■ What is expected ■
All entries given below are to be returned word for word.

(Stored items)
● ● ● ● ●
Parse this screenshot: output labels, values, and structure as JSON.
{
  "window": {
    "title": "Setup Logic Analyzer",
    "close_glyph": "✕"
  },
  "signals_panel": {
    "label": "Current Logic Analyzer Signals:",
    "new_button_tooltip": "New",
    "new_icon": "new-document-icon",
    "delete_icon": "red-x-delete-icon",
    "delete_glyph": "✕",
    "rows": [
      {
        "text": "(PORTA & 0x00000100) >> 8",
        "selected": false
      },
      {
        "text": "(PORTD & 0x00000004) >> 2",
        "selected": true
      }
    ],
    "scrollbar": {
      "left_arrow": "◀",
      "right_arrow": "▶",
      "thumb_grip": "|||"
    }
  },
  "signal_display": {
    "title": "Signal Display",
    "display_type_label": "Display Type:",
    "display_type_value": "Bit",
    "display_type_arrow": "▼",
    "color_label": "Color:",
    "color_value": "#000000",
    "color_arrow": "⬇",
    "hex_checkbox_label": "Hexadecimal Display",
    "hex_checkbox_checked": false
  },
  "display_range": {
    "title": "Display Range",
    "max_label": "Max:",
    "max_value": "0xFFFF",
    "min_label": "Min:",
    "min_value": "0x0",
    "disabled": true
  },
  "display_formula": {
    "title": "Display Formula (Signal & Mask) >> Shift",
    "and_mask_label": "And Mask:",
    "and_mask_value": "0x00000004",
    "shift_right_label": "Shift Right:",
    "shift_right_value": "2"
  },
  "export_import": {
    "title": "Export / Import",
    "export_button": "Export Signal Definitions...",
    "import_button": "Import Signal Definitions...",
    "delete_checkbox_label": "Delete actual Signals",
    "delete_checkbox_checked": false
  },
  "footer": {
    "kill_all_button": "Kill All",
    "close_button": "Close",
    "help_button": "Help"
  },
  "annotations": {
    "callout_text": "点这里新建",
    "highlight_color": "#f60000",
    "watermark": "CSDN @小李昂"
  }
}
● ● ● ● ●
■ Reply ■
Parse this screenshot: output labels, values, and structure as JSON.
{
  "window": {
    "title": "Setup Logic Analyzer",
    "close_glyph": "✕"
  },
  "signals_panel": {
    "label": "Current Logic Analyzer Signals:",
    "new_button_tooltip": "New",
    "new_icon": "new-document-icon",
    "delete_icon": "red-x-delete-icon",
    "delete_glyph": "✕",
    "rows": [
      {
        "text": "(PORTA & 0x00000100) >> 8",
        "selected": false
      },
      {
        "text": "(PORTD & 0x00000004) >> 2",
        "selected": true
      }
    ],
    "scrollbar": {
      "left_arrow": "◀",
      "right_arrow": "▶",
      "thumb_grip": "|||"
    }
  },
  "signal_display": {
    "title": "Signal Display",
    "display_type_label": "Display Type:",
    "display_type_value": "Bit",
    "display_type_arrow": "▼",
    "color_label": "Color:",
    "color_value": "#000000",
    "color_arrow": "⬇",
    "hex_checkbox_label": "Hexadecimal Display",
    "hex_checkbox_checked": false
  },
  "display_range": {
    "title": "Display Range",
    "max_label": "Max:",
    "max_value": "0xFFFF",
    "min_label": "Min:",
    "min_value": "0x0",
    "disabled": true
  },
  "display_formula": {
    "title": "Display Formula (Signal & Mask) >> Shift",
    "and_mask_label": "And Mask:",
    "and_mask_value": "0x00000004",
    "shift_right_label": "Shift Right:",
    "shift_right_value": "2"
  },
  "export_import": {
    "title": "Export / Import",
    "export_button": "Export Signal Definitions...",
    "import_button": "Import Signal Definitions...",
    "delete_checkbox_label": "Delete actual Signals",
    "delete_checkbox_checked": false
  },
  "footer": {
    "kill_all_button": "Kill All",
    "close_button": "Close",
    "help_button": "Help"
  },
  "annotations": {
    "callout_text": "点这里新建",
    "highlight_color": "#f60000",
    "watermark": "CSDN @小李昂"
  }
}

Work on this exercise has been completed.